Image by Metro - Los Angeles via Flickr
With great fanfare, Los Angeles Metro will be introduced its new Silver Line service on Sunday. So is the newest light rail line to open in Los Angeles or part of the subway to the sea? No, actually it is combining service on two of the LA basin’s two busways into a single service and increasing the number of transfers.
The first busway was opened 35 years ago extending from just east of downtown Los Angeles to the city of El Monte and traveled along the Interstate 10 freeway. There is a rail line between the busway that once carried the interurbans of the legendary Pacific Electric and is now home to the Metrolink Commuter Rail service to San Bernardino. The busway was later extended a mile to Union Station in the late 1980’s.
When the busway first started a large number of buses would travel the busway to El Monte then fan out throughout the San Gabriel valley. After many cuts to bus service most of the San Gabriel valley routes were taken over by Foothill Transit in the late 1980’s leaving RTD with only a few routes on the busway.
The second busway is the infamous Harbor Freeway Transit way that extends from Artesia to a few miles south of downtown and parallels the Long Beach light rail line that sits a few miles to the east. While the Blue line carries upwards of 78000 passengers per day the Harbor Freeway Transitway pulls in roughly 5000 per day.
Now Metro will run a direct line from the Artesia station through downtown Los Angeles out to the El Monte station calling it the Silver line. This will give the first direct service between the two lines but will also mean that people traveling from the routes that currently use the busway will have to transfer to the new service as those routes will be truncated at El Monte and Artesia respectively.
In addition the new Silver line will compete with Foothill Transit’s Silver Streak service that started a couple of years ago and operates from Pomona to downtown Los Angeles via the El Monte busway.
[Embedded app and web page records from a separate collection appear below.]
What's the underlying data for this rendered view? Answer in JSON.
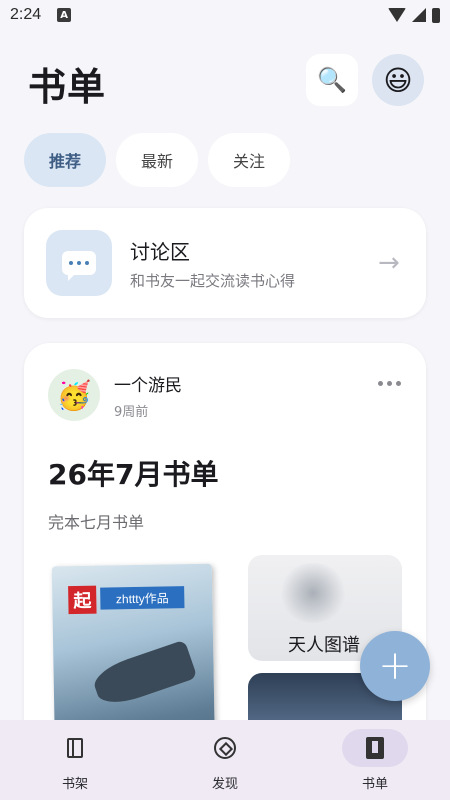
{
  "status_bar": {
    "time": "2:24",
    "notification_icon": "A"
  },
  "header": {
    "title": "书单",
    "search_icon": "🔍",
    "avatar": "😃"
  },
  "tabs": [
    {
      "label": "推荐",
      "active": true
    },
    {
      "label": "最新",
      "active": false
    },
    {
      "label": "关注",
      "active": false
    }
  ],
  "discussion": {
    "title": "讨论区",
    "subtitle": "和书友一起交流读书心得",
    "arrow": "→"
  },
  "book_list": {
    "user_avatar": "🥳",
    "username": "一个游民",
    "time": "9周前",
    "title": "26年7月书单",
    "description": "完本七月书单",
    "covers": [
      {
        "badge": "起",
        "brand": "zhttty作品"
      },
      {
        "title": "天人图谱"
      }
    ]
  },
  "fab": {
    "label": "+"
  },
  "bottom_nav": [
    {
      "label": "书架",
      "icon": "bookshelf-icon",
      "active": false
    },
    {
      "label": "发现",
      "icon": "compass-icon",
      "active": false
    },
    {
      "label": "书单",
      "icon": "booklist-icon",
      "active": true
    }
  ],
  "colors": {
    "accent": "#dbe6f4",
    "accent_text": "#3d5d84",
    "fab": "#8eb2d8",
    "nav_bg": "#efeaf4"
  }
}
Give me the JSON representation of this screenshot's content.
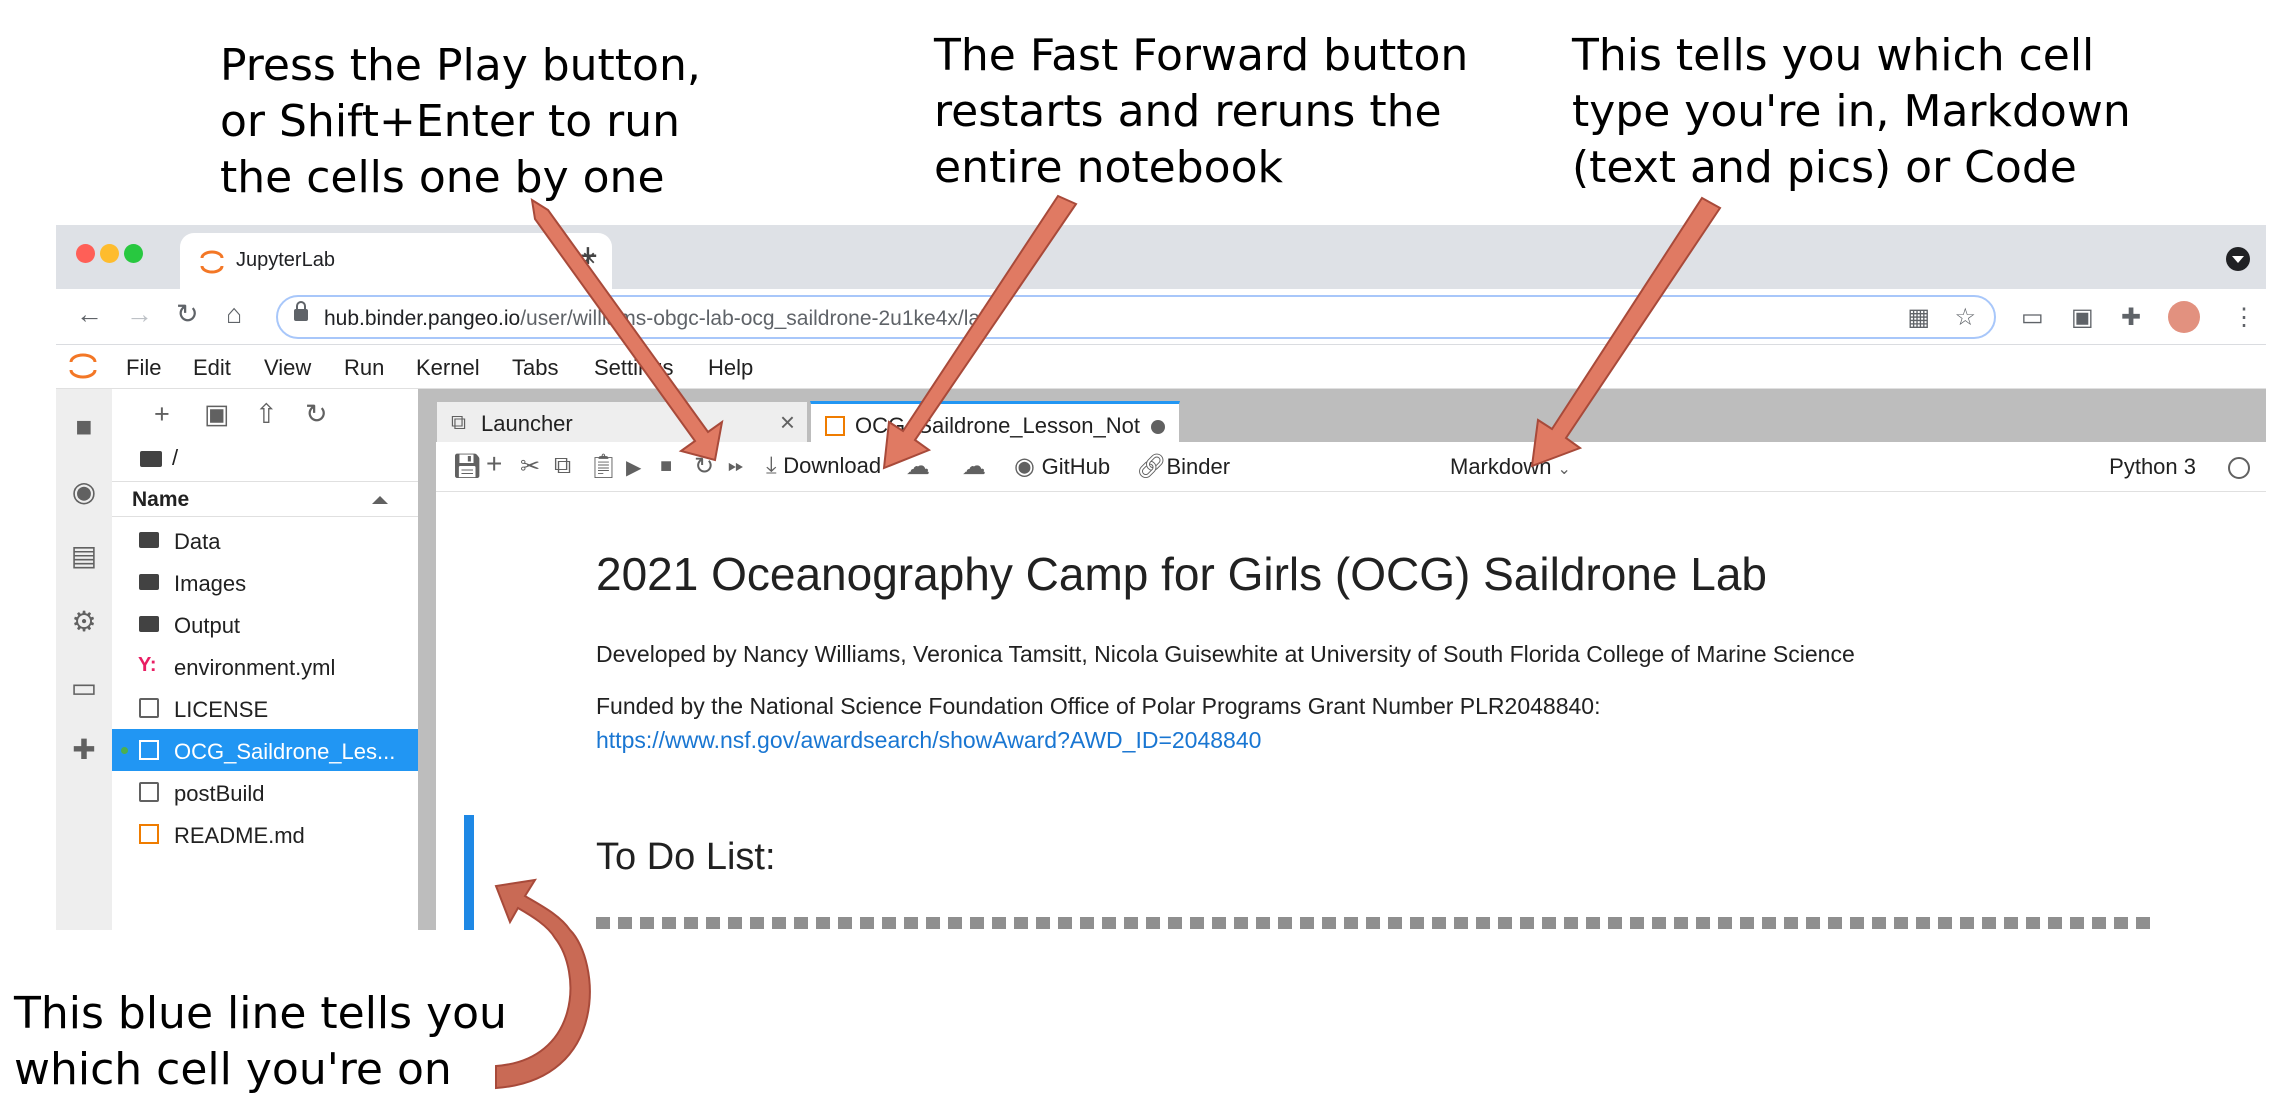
{
  "annotations": {
    "play": "Press the Play button,\nor Shift+Enter to run\nthe cells one by one",
    "fast_forward": "The Fast Forward button\nrestarts and reruns the\nentire notebook",
    "cell_type": "This tells you which cell\ntype you're in, Markdown\n(text and pics) or Code",
    "blue_line": "This blue line tells you\nwhich cell you're on"
  },
  "browser": {
    "tab_title": "JupyterLab",
    "url_host": "hub.binder.pangeo.io",
    "url_path": "/user/williams-obgc-lab-ocg_saildrone-2u1ke4x/lab"
  },
  "menu": [
    "File",
    "Edit",
    "View",
    "Run",
    "Kernel",
    "Tabs",
    "Settings",
    "Help"
  ],
  "filebrowser": {
    "path": "/",
    "header": "Name",
    "files": [
      {
        "name": "Data",
        "type": "folder"
      },
      {
        "name": "Images",
        "type": "folder"
      },
      {
        "name": "Output",
        "type": "folder"
      },
      {
        "name": "environment.yml",
        "type": "yml"
      },
      {
        "name": "LICENSE",
        "type": "file"
      },
      {
        "name": "OCG_Saildrone_Les...",
        "type": "notebook"
      },
      {
        "name": "postBuild",
        "type": "file"
      },
      {
        "name": "README.md",
        "type": "markdown"
      }
    ]
  },
  "tabs": {
    "launcher": "Launcher",
    "notebook": "OCG_Saildrone_Lesson_Not"
  },
  "toolbar": {
    "download": "Download",
    "github": "GitHub",
    "binder": "Binder",
    "cell_type": "Markdown",
    "kernel": "Python 3"
  },
  "notebook": {
    "title": "2021 Oceanography Camp for Girls (OCG) Saildrone Lab",
    "developed": "Developed by Nancy Williams, Veronica Tamsitt, Nicola Guisewhite at University of South Florida College of Marine Science",
    "funded": "Funded by the National Science Foundation Office of Polar Programs Grant Number PLR2048840:",
    "link": "https://www.nsf.gov/awardsearch/showAward?AWD_ID=2048840",
    "heading": "To Do List:"
  },
  "colors": {
    "arrow": "#e07a63",
    "arrow_stroke": "#a84a3a",
    "cell_indicator": "#1e88e5",
    "selected_file": "#2196f3"
  }
}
Like Metro is doing with its lines, Foothill Transit also truncated most of its bus routes at El Monte when Silver Streak service was started.
Isn’t it interesting that when most road warriors say that buses should be used instead of rail, they say that buses are more flexible and thus better than the rail option? Of course we all know the tired BS about BRT (Badly Repackaged Transit) being just like light rail but on rubber tires. In this case they are operating a bus route like a rail line but cutting the so called flexibility of the bus.
What is interesting is that Metro’s predecessor the RTD tried to run truncate routes in El Monte and run a separate El Monte to downtown LA route back in the late 70’s. Route 495 provided frequent service from El Monte to downtown but was killed only a few months later.
But let’s also look deeper into the two busways themselves.
As stated before the El Monte bus way is celebrated its 35th year in 2009. While it is hard to quantify any development results being the fact that there is only three stations on the line with the two mid line stations being a University and a hospital, the end of the line station has seen no development in the area since its opening. In other words the place looks the same as it did in 1974 although plans are finally progressing to turn the station into a transit oriented development.
Compare that to TRAX where development is starting to take place in several areas along the line. While progress has been slowed by the credit crunch, new homes have been built near several stations and when things heat back up in the real estate market you will several more projects come on line.
The Harbor Freeway Transit way points to not only that busways are not an alternative to light rail but also the failure of Freeway Transit in general.
While it is hard to judge the Harbor Transitway head to head against the Blue line despite their close proximity to each other, it is clear that the Transitway does not attract riders like the Blue Line.
Meanwhile the Harbor Transitway also shows that Freeway transit is not an attractive option for riders. Whether it is a light rail station or busway station, freeway stops are noisy and inconvenient for riders. For those that have tried to access a station that sits in or along a highway know that they can be impossible to access due to the freeway and then noise levels are extremely high.
Instead of spending $500 million on the transitway that carries few passengers, the agencies that built it would have been much farther ahead by pumping money into the overburdened Blue Line. Money could have been used to grade separate the line and then build a branch down to San Pedro (which would restore another ex-Pacific Electric line) build a branch to Torrance or southeast toward Orange County. Either of these options would have garnered more ridership that the pathetic transitway.
The two busways also show the true reason why road warriors support busways over rail lines. When the El Monte busway first opened it was used exclusively for buses but then it seemed like good highway lanes for the taking so car pools were eventually allowed to use the busway. Every time I have gone down the busway in the last few years it has been more crowded that the main lanes on the freeway.
Now Metro is planning to turn the busways into HOT lanes just line the car pool lanes here in Utah and reason behind the creation of the Silver Line. One has to wonder how long it will take before our state legislature passes laws stating that the BRT lanes along 3500 South and subsequent ones have to be open to automobile traffic of some form.
The Silver line is doing nothing but putting lipstick on a pig. While it will make it easier to travel through downtown Los Angeles from the Harbor Transitway to the El Monte Busway, overall it does little to increase the travel opportunities in the region. It will be interesting to see what happens over the year or so.